▶ _PROBLEM STATEMENT_:
For the entries below, report the number of lines where the string "substitutes" appears, and only that number.

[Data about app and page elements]
Segment Open

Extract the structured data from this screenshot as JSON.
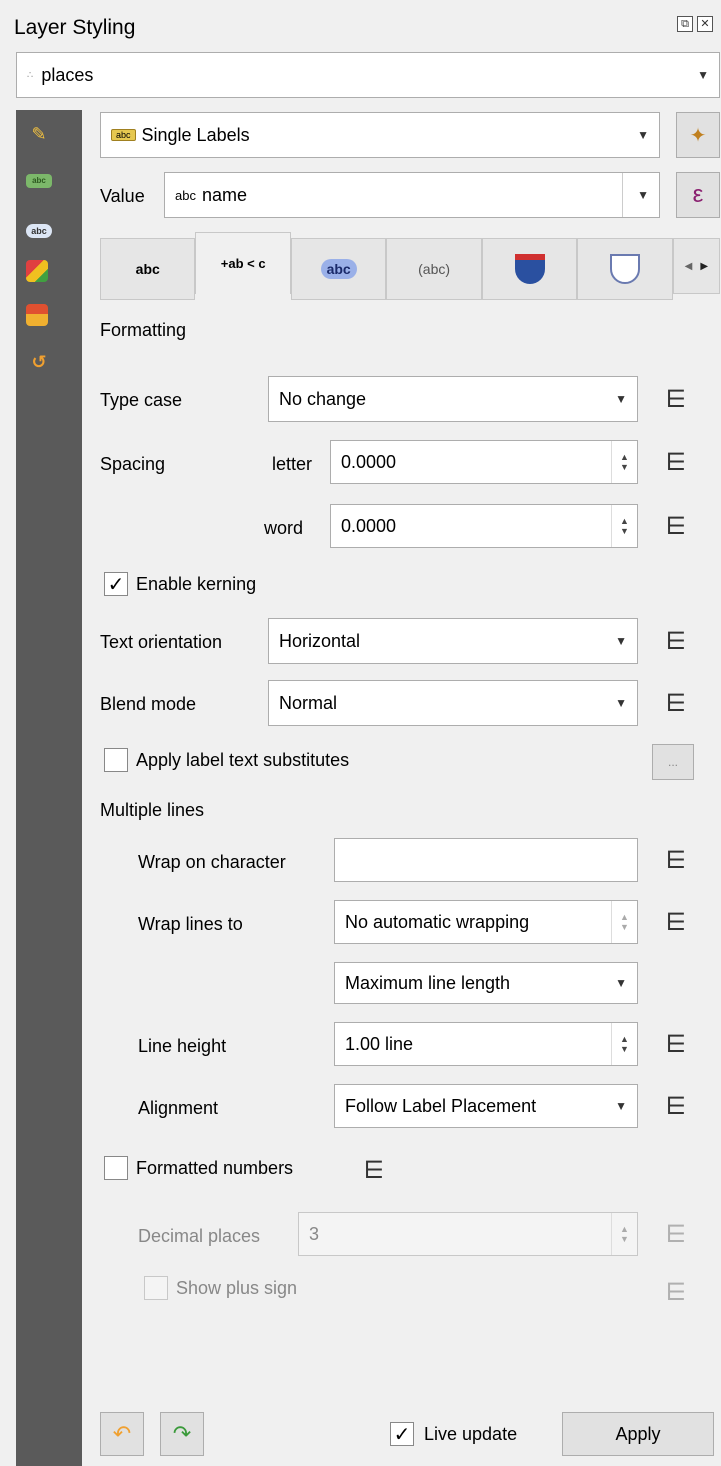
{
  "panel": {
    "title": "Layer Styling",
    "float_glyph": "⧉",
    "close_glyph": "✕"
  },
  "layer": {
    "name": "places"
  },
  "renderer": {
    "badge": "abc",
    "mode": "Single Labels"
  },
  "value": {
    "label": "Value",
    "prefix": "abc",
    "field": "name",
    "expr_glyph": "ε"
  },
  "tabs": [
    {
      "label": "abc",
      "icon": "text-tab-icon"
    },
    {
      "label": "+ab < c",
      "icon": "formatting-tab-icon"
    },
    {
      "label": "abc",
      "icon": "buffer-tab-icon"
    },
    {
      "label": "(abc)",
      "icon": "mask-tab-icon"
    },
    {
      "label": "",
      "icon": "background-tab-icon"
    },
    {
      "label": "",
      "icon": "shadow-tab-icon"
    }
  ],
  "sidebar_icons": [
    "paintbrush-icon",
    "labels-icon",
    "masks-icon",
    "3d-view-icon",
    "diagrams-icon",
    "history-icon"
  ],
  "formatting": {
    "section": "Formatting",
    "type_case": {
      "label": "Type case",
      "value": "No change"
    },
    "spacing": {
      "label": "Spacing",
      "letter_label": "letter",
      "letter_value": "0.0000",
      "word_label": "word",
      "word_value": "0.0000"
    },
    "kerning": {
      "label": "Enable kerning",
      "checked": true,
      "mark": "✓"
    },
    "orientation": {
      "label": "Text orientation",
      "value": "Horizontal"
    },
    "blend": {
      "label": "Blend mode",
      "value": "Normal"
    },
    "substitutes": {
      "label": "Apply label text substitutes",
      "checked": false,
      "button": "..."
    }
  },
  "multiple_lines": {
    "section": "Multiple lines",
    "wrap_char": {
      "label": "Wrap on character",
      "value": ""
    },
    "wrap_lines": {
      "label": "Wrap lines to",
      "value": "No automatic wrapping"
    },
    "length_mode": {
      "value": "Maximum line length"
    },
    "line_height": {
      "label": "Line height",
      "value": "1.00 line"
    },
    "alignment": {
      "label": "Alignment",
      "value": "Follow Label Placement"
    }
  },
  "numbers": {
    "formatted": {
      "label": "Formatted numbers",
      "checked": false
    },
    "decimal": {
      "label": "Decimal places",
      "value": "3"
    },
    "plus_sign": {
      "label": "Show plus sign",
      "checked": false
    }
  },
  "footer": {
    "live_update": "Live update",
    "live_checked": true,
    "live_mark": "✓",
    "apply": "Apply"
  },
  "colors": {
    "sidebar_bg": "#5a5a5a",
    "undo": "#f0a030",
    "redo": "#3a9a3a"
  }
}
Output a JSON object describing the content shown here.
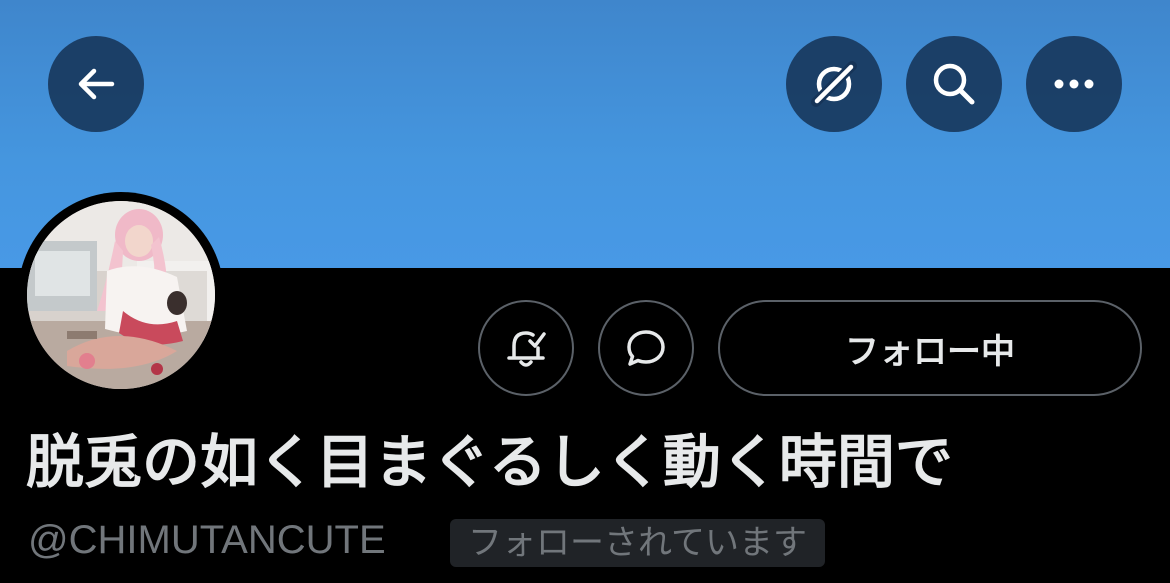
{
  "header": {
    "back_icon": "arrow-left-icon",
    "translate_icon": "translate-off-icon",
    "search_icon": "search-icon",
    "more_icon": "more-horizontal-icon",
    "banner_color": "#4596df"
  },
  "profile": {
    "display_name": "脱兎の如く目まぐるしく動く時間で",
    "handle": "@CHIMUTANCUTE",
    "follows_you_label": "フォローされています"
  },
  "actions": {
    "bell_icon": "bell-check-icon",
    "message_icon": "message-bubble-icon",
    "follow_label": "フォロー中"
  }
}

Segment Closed

▶ _EXERCISE RESULT_:
2